"It's really important that farmers get out in front of the public and tell them what they do and how they raise their crops. And, that they're people just like the rest of us, and they have children and grandchildren and they're not going to do anything that's going to hurt anybody's health,” Adams said. “They're growing wonderful, healthy products and they need to be telling people that, because there so much suspicion about our food supply in the United States, and we know it's the best food in the entire world and probably the cheapest in the entire world and we forget to be thankful for it.

Adams continued, "I think it's only in America and some of the more developed countries in Europe that can actually be picky about the food they eat. Most of the world is just happy to get food and happy to get calories, so farmers need to be telling their own story."

Adams shared nutrition information with the 250 women ag producers in the audience. By giving sound, scientific information, Adams equipped the attendees with the knowledge they need to address concerns about the nutritional benefits of the foods they produce and the safety of food production.

Specifically, she spoke about the nutritional benefits of grains, including wheat.

 "Wheat has been proven throughout research for years that it's an anti-inflammatory, so it's good for our body that way. People who eat a lot of whole grains, including whole wheat, have less risk of heart disease and diabetes. It's been proven through research that it's very healthy,” said Adams.

"Now, you hear a lot of anecdotal things that wheat’s not healthy, and that's exactly what they are -- they're anecdotal. They're not research, and people need to start looking at the science when they talk and hear about grains, because grains are very good for them. We're not eating enough whole grains, and we should be eating more."

The Women Managing the Farm conference is held annually. In an industry traditionally dominated by men, women have a strong and growing presence in U.S. agriculture. In fact, more and more women are choosing to own and manage their own farms.

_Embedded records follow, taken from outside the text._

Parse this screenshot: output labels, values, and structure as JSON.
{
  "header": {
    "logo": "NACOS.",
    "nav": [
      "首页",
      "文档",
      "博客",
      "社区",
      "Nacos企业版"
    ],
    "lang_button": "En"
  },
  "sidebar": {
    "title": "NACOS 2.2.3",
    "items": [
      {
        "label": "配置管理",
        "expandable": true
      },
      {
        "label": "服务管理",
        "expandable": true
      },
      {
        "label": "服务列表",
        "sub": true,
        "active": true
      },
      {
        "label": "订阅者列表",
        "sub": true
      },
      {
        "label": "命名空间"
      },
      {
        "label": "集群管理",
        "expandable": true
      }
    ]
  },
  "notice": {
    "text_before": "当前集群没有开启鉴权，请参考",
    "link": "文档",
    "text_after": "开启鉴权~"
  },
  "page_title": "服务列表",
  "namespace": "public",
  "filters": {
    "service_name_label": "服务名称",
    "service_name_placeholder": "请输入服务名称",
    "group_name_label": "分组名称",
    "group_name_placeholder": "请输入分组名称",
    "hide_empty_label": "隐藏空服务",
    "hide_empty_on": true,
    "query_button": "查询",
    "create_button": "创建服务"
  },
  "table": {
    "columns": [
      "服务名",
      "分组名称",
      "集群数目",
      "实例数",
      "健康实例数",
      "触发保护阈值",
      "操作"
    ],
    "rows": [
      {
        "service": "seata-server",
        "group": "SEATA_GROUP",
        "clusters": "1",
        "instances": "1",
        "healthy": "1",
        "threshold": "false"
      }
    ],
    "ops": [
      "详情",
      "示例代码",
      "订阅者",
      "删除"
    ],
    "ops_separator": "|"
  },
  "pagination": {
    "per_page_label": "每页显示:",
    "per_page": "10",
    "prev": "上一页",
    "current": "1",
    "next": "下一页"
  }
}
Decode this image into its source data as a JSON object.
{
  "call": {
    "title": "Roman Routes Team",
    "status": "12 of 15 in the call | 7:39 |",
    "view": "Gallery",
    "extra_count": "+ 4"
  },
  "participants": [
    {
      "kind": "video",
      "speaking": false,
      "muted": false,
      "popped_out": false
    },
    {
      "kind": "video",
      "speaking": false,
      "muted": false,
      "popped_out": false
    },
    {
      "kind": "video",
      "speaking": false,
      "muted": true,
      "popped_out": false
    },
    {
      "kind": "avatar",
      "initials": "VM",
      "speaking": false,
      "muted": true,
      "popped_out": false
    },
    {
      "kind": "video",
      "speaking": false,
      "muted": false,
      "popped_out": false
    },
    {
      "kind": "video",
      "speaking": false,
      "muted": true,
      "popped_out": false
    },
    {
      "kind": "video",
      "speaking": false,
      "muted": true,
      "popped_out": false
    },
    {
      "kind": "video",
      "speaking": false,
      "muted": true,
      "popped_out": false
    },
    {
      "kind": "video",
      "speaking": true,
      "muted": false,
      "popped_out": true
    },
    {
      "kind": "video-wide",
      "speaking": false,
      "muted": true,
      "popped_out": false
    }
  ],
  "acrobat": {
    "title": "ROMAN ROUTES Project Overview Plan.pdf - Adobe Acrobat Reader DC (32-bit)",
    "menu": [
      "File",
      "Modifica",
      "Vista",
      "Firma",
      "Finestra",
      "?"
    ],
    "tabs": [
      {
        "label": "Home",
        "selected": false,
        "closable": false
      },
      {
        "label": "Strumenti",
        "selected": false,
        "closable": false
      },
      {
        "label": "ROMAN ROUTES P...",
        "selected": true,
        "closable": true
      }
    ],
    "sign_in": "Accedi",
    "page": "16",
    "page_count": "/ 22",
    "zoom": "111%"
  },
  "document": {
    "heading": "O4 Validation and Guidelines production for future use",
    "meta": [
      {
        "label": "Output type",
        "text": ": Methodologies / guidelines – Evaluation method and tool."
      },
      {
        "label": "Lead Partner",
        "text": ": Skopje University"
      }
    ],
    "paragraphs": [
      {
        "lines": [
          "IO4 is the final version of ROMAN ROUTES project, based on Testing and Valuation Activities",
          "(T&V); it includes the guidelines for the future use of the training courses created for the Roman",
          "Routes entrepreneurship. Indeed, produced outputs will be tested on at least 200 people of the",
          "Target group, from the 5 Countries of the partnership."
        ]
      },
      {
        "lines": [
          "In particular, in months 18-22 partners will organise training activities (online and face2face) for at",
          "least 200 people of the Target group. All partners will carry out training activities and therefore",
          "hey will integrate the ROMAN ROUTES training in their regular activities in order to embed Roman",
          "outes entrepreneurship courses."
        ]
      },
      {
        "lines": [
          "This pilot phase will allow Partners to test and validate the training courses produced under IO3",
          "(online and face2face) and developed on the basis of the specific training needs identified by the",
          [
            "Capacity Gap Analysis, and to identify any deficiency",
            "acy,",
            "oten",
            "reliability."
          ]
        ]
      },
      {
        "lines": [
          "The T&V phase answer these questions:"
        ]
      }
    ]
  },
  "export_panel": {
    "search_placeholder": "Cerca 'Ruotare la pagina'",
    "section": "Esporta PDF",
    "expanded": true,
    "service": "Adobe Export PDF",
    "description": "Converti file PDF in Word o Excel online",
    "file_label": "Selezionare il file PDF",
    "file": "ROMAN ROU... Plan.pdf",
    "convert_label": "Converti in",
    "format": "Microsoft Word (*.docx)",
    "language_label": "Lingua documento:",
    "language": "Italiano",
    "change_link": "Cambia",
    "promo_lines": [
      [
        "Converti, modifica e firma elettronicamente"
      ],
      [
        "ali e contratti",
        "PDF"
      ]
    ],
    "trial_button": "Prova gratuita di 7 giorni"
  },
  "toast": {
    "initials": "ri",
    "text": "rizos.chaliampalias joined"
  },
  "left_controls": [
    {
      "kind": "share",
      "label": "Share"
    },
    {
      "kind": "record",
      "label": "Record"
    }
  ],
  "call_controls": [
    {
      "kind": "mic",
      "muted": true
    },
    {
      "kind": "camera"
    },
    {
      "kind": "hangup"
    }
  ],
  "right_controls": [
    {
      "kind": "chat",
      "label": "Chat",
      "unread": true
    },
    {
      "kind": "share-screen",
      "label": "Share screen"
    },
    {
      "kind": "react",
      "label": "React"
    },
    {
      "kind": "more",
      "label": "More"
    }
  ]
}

At the 2015 Women Managing the Farm Conference, the ultimate goal was to provide women with the tools they need to remain sustainable.

Attendees also had the opportunity to tour the KSU Grain Science complex on February 4 and share joint sessions with the Kansas Commodity Classic on February 6.

They also enjoyed general session presentations from Jim Richardson, freelance photographer, Jackie McClaskey, Kansas Secretary of Agriculture, and Dr. Barry Flinchbaugh, K-State professor emeritus, department of agricultural economics.

By Marsha Boswell

 

Judi Adams, president of Wheat Foods Council, speaks to a crowd at the Women Managing the Farm Conference on February 6, 2015.